WHAT TO DO: Each line below containing the word "name" needs to be shown.

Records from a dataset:
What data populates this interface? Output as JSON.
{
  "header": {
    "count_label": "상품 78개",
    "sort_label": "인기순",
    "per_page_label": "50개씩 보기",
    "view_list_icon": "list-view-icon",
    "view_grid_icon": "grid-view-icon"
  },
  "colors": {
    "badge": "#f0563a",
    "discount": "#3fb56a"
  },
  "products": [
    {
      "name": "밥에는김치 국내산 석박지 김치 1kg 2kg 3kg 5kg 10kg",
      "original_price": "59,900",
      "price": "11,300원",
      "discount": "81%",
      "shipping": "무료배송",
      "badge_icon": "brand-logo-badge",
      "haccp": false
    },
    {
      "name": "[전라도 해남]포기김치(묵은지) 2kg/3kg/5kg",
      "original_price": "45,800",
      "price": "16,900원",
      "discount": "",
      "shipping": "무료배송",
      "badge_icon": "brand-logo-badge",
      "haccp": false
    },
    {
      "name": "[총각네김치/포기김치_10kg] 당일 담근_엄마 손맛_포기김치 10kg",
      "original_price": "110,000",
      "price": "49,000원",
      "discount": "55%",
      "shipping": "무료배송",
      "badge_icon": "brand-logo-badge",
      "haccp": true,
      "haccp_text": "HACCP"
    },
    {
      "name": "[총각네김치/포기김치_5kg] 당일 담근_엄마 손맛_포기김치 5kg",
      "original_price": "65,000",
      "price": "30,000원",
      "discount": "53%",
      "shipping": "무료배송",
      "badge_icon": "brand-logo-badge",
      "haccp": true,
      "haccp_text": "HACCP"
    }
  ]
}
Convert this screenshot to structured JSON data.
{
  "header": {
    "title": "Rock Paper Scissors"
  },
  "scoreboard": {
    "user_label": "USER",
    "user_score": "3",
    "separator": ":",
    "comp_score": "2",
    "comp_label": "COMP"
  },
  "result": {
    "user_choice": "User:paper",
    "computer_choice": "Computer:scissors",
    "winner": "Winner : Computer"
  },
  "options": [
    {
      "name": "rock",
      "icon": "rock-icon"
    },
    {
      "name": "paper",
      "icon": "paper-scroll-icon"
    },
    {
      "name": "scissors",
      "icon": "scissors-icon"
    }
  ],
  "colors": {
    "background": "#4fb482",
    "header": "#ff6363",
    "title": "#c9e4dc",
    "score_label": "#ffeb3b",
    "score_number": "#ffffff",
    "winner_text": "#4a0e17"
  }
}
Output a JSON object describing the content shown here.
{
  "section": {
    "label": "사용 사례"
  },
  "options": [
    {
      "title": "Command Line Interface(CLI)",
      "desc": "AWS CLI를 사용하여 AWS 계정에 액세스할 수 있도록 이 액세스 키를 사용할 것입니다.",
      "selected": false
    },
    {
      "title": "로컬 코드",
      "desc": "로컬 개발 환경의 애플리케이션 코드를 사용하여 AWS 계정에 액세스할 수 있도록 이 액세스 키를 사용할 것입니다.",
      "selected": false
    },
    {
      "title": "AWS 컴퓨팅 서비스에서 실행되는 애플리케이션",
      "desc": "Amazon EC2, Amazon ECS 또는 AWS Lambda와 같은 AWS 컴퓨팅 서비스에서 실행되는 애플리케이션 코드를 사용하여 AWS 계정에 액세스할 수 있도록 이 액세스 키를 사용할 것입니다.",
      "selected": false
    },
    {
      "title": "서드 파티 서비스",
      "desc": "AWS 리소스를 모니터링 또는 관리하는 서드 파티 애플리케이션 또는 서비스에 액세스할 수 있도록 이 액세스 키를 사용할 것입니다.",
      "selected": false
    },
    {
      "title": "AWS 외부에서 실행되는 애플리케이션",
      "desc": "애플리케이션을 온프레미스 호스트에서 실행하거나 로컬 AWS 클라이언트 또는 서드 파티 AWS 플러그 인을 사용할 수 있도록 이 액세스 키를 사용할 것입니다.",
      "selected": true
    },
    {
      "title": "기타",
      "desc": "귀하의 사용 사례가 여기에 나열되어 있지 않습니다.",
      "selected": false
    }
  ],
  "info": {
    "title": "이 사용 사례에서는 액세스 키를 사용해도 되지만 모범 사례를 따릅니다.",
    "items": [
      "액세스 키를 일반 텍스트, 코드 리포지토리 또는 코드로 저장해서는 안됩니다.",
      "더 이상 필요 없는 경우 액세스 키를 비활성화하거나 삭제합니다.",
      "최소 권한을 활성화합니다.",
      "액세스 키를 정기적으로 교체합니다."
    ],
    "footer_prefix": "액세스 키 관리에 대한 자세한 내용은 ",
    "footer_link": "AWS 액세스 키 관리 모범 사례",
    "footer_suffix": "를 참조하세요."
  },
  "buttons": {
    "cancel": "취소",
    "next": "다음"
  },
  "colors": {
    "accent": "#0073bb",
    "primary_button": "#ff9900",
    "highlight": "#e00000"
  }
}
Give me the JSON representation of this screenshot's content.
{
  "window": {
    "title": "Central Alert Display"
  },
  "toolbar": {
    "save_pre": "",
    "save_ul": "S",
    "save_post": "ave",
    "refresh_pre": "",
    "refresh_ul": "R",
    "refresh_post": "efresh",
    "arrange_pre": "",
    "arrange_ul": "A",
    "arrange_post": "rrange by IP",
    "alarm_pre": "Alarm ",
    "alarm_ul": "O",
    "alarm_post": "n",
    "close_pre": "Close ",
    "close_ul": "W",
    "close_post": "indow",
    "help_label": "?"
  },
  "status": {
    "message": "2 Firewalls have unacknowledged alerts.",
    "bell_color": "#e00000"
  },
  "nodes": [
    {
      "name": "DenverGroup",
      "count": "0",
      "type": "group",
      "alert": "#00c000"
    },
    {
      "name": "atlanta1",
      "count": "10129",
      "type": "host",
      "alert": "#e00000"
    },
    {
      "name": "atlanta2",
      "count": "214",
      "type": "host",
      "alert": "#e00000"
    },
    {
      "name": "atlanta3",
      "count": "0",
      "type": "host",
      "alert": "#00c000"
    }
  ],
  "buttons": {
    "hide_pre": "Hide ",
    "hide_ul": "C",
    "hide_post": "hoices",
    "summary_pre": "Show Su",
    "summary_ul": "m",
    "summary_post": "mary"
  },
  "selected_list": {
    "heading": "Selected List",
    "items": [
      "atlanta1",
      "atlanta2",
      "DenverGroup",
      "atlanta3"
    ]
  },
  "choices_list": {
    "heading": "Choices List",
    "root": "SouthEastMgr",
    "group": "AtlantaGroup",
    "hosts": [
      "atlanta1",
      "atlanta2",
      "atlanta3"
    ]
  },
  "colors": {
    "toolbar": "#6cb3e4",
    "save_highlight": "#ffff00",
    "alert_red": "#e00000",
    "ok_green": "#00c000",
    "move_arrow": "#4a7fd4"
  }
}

ANSWER TO THE PROBLEM:
      "name": "밥에는김치 국내산 석박지 김치 1kg 2kg 3kg 5kg 10kg",
      "name": "[전라도 해남]포기김치(묵은지) 2kg/3kg/5kg",
      "name": "[총각네김치/포기김치_10kg] 당일 담근_엄마 손맛_포기김치 10kg",
      "name": "[총각네김치/포기김치_5kg] 당일 담근_엄마 손맛_포기김치 5kg",
      "name": "rock",
      "name": "paper",
      "name": "scissors",
      "name": "DenverGroup",
      "name": "atlanta1",
      "name": "atlanta2",
      "name": "atlanta3",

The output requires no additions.